It might not be obvious that the answer is 1/2, but this answer is at least plausible: we start with a number which is smaller than 1/2 and add increasingly tiny numbers to it. And if you plug numbers into a calculator you will get good numerical evidence that this equation makes sense; the further out you go in the sum, the closer you get to 1/2. In general, if the absolute value of s is a number smaller than 1, we have:

s + s^2 + s^3 +... = \frac{s}{1 - s}

Of course, the only context in which the left-hand side really makes sense is when |s| < 1; this ensures that the powers of s get very small very vast and thus the settles near a particular value. If |s| \geq 1 then there is no such guarantee: the powers of $s$ do not get smaller, and you can get a number as large as you want by adding up enough terms in the sum.

The right-hand side, on the other hand makes sense in a much larger context: we can plug in any number except s = 1! In particular, we can plug s = 2 into \frac{s}{1-s} to obtain \frac{2}{1-2} = -2. Since the expressions s + s^2 + s^3 +... and \frac{s}{1-s} agree when |s| < 1, it makes sense to use the latter expression as a proxy for the former at other values of s, such as s = 2. In othe words, it is not entirely stupid to write:

2 + 4 + 8 +... = -2

There is some theory which makes this equation even less stupid: \frac{s}{1-s} is (in a sense which can be made precise) the only sensible way to extend s + s^2 + s^3 +... beyond the set |s| < 1. Properly justifying this requires techniques coming from one of the most beautiful subjects in all of mathematics: the calculus of complex numbers.
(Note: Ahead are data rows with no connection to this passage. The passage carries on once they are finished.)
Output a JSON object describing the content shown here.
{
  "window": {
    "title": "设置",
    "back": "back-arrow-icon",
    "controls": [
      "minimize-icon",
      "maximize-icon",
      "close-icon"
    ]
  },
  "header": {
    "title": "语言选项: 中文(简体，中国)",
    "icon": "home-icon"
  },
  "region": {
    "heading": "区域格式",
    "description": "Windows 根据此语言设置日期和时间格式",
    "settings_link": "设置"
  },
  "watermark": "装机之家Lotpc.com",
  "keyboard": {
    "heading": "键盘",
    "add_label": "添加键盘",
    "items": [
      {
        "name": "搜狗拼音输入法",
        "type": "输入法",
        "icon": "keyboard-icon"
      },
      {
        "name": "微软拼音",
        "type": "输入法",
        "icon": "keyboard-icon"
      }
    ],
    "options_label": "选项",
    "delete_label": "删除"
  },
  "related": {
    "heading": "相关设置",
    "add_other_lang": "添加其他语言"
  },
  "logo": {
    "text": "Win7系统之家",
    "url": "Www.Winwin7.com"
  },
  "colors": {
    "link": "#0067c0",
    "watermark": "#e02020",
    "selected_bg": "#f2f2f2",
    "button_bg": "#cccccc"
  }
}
It should not be at all obvious, but in the end this whole discussion is really all about the mysterious powers of complex numbers.

The same techniques allow us to analyze the sum 1 + 2 + 3 +... which got this post started; this time, our starting point is the Riemann Zeta function:

\frac{1}{1^s} + \frac{1}{2^s} + \frac{1}{3^s} +... = \zeta(s)

This time the sum on the left-hand side makes sense as long as |s| > 1, but the same tools described above imply that the Riemann Zeta function can be “analytically continued” to allow any input except s = 1, and its value at s = -1 can be calculated to be -1/12. This calculation could occupy another entire blog post, so I will not go any further than that at this time.

Now that I have explained the sense in which it is not completely stupid to say that the sum of all the positive integers is -1/12, I would like to conclude by arguing that it still is pretty stupid. Notice that according to the reasonging described in this post we did not assign the sum a value by thinking about it intrinsically as we can with, for instance 1/2 + 1/4 + 1/8 +...; instead we related the sum to the Riemann Zeta function and analyzed that function. But there are infinitely many other possible functions which have a similar relationship to 1 + 2 + 3 +..., and many of them will assign different values to the series following the steps outlined here. In fact, you can use these steps to justify giving the sum any value you want. Still, the Riemann Zeta function enjoys a privileged position in mathematics (and physics) so -1/12 is a pretty good choice.